I have had many things passed down to me by my matriarchs including my grandmother’s cast iron blintzes pans, which she inherited from her mother and are well over 100 years old. On Shavuot, my daughters and my mother and I have had the honor and joy of making blintzes in these magic pans seasoned with love and memories from one generation to the next. For a brief moment I am transported back to when Nana made them. If only those pans could talk! Oh, the tales they could tell. I truly treasure these family recipes — cultural ties to our Eastern European roots. Like the brass candlesticks my great-grandmother brought from Minsk to America, these foods are small vestiges of that former life.
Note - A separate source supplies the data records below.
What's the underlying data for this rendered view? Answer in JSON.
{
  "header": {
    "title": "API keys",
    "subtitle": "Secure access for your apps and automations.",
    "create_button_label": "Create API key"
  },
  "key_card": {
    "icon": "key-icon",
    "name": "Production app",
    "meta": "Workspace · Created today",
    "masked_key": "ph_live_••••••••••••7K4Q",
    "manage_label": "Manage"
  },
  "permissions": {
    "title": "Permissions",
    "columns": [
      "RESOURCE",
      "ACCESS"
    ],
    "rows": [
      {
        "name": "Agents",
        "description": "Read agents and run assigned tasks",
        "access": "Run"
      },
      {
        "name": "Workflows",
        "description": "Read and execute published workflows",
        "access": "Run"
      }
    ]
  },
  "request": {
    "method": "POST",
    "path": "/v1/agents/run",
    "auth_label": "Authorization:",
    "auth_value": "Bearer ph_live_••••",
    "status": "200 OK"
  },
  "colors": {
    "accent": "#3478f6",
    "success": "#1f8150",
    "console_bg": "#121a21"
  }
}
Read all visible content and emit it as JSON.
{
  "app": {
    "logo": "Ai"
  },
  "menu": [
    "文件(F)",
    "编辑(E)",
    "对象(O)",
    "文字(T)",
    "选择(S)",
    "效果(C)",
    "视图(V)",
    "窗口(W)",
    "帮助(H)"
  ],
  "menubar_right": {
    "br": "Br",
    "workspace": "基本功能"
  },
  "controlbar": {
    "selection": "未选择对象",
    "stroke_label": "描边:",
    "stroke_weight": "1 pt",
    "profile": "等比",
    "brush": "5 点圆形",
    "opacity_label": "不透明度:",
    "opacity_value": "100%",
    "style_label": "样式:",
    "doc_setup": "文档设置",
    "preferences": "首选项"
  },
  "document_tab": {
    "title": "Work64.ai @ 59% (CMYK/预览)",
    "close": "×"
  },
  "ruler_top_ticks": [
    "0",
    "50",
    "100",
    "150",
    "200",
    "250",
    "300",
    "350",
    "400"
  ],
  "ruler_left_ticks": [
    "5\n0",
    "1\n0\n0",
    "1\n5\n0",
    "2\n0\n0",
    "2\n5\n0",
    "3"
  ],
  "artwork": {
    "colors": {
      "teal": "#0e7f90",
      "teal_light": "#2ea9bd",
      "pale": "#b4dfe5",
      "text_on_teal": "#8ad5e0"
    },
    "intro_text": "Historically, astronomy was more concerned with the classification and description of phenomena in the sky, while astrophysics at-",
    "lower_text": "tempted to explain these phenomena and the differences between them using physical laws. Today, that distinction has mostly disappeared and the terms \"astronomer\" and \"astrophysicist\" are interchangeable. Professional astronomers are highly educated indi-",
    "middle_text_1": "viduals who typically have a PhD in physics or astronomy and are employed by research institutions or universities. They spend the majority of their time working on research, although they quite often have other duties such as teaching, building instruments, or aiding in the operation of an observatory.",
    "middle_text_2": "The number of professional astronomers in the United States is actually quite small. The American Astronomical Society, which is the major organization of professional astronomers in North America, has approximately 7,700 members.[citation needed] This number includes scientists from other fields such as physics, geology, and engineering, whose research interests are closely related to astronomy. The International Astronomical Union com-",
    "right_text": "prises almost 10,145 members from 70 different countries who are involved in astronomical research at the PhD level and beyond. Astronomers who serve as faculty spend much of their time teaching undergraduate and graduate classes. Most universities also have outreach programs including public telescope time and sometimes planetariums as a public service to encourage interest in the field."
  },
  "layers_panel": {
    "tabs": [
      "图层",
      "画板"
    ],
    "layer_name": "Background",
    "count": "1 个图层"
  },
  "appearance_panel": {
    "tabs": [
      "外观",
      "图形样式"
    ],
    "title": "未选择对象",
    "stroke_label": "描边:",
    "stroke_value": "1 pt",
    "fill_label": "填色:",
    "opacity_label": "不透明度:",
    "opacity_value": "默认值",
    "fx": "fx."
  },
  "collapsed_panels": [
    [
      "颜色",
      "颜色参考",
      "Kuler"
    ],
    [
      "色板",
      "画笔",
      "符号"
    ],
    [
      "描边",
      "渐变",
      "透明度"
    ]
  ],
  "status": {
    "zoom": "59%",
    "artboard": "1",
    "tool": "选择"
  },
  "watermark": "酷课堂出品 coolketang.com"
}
A recipe for broccoli kugel that Ivanka Trump claimed was her own “family favorite” is actually a word-for-word copy of a recipe by a well-known Jewish cookbook author.
The recipe that the future first daughter presented as her own, posted in May on her website, IvankaTrump.com, is virtually identical to a recipe in a 2011 post by Jamie Geller on her website, Joy of Kosher.
Kugel comes in many forms, not just noodles. Liz and I both love savory vegetable kugels, and this cauliflower-mushroom version is lighter and more refined than the ever-popular potato kugel. If you’re lucky enough to live in a place where foraged mushrooms are accessible, get the best you can find. They will only enhance the dish. In Seattle, we made this dish with hedgehog and black trumpet mushrooms foraged from a nearby forest, and it was the best version of this kugel we’ve ever created. Be aware that this kugel has a delicate consistency and serves more like an Italian sformato (vegetable souffle) than the dense kugels you might be used to. Normally we like to make this dish in ramekins and serve it in individual portions, for an elegant look and feel. In Seattle, we found squat 8-ounce mason jars and baked individual kugels in those, but baking in a 9-inch square glass baking dish works well, too—just let the kugel cool slightly before slicing or scooping into individual portions. For Passover, you can swap out the bread crumbs for matzo meal. If you’re making it a dairy kugel, you can use butter and sprinkle it with Parmesan cheese. Serve individual portions topped with crispy fried shallots and garnished with fresh parsley. — Jeffrey Yoskowitz, co-author of “The Gefilte Manifesto”
There’s nothing like a series of back-to-back Jewish holidays to help you pack on the pounds without even trying. Between my mother’s Rosh Hashanah brisket, my bubbie’s stuffed cabbage for Sukkot, and our elaborate post-Yom Kippur feast that features enough delectable breads, spreads, and pastries to more than make up for 24 hours without eating, it’s a wonder any of our clothing fits by the time October rolls around each year.